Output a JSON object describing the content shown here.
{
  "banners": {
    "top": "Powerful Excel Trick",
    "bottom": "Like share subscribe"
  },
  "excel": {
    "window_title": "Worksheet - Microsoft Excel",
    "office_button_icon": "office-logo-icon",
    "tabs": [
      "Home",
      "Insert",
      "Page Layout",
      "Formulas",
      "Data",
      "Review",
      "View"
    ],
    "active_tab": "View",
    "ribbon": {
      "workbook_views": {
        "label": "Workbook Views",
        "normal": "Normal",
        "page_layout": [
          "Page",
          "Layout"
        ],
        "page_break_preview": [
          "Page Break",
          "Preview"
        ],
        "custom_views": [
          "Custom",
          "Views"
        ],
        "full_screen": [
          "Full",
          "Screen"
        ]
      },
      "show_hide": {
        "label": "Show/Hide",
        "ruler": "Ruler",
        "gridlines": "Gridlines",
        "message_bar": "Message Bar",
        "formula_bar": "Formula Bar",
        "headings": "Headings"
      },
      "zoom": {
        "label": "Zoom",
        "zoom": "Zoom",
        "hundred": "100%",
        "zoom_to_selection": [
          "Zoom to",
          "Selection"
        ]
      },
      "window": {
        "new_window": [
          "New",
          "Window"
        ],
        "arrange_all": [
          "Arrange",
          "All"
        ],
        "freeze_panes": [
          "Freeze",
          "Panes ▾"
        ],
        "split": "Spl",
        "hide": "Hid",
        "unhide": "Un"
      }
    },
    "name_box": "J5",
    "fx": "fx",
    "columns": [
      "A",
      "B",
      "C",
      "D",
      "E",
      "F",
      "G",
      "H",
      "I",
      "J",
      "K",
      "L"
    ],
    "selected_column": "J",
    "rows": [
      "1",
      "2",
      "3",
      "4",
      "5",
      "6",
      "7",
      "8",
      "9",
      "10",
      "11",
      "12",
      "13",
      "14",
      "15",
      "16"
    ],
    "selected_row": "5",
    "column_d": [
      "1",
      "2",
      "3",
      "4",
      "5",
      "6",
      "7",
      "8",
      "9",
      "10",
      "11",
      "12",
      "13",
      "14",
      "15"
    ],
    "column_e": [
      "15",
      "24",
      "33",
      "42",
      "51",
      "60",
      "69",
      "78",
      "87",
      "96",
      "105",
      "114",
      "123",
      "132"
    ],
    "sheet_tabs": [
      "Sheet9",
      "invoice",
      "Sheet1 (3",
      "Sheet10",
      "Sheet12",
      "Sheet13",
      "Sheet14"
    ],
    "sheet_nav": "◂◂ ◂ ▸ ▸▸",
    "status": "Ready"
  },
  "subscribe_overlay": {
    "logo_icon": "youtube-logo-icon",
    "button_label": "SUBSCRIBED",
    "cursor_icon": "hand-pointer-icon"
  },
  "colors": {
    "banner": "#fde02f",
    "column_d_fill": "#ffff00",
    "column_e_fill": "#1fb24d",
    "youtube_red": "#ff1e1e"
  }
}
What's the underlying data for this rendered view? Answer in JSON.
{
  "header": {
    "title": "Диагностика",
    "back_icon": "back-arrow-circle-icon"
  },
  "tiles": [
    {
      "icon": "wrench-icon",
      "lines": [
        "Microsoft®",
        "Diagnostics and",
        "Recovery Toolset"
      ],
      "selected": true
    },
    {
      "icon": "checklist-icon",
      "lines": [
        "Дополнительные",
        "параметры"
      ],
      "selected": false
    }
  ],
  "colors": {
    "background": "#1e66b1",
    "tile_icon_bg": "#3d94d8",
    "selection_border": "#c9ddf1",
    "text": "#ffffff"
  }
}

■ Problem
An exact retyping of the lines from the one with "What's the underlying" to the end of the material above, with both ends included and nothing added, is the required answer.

■ Task answer
What's the underlying data for this rendered view? Answer in JSON.
{
  "header": {
    "title": "Диагностика",
    "back_icon": "back-arrow-circle-icon"
  },
  "tiles": [
    {
      "icon": "wrench-icon",
      "lines": [
        "Microsoft®",
        "Diagnostics and",
        "Recovery Toolset"
      ],
      "selected": true
    },
    {
      "icon": "checklist-icon",
      "lines": [
        "Дополнительные",
        "параметры"
      ],
      "selected": false
    }
  ],
  "colors": {
    "background": "#1e66b1",
    "tile_icon_bg": "#3d94d8",
    "selection_border": "#c9ddf1",
    "text": "#ffffff"
  }
}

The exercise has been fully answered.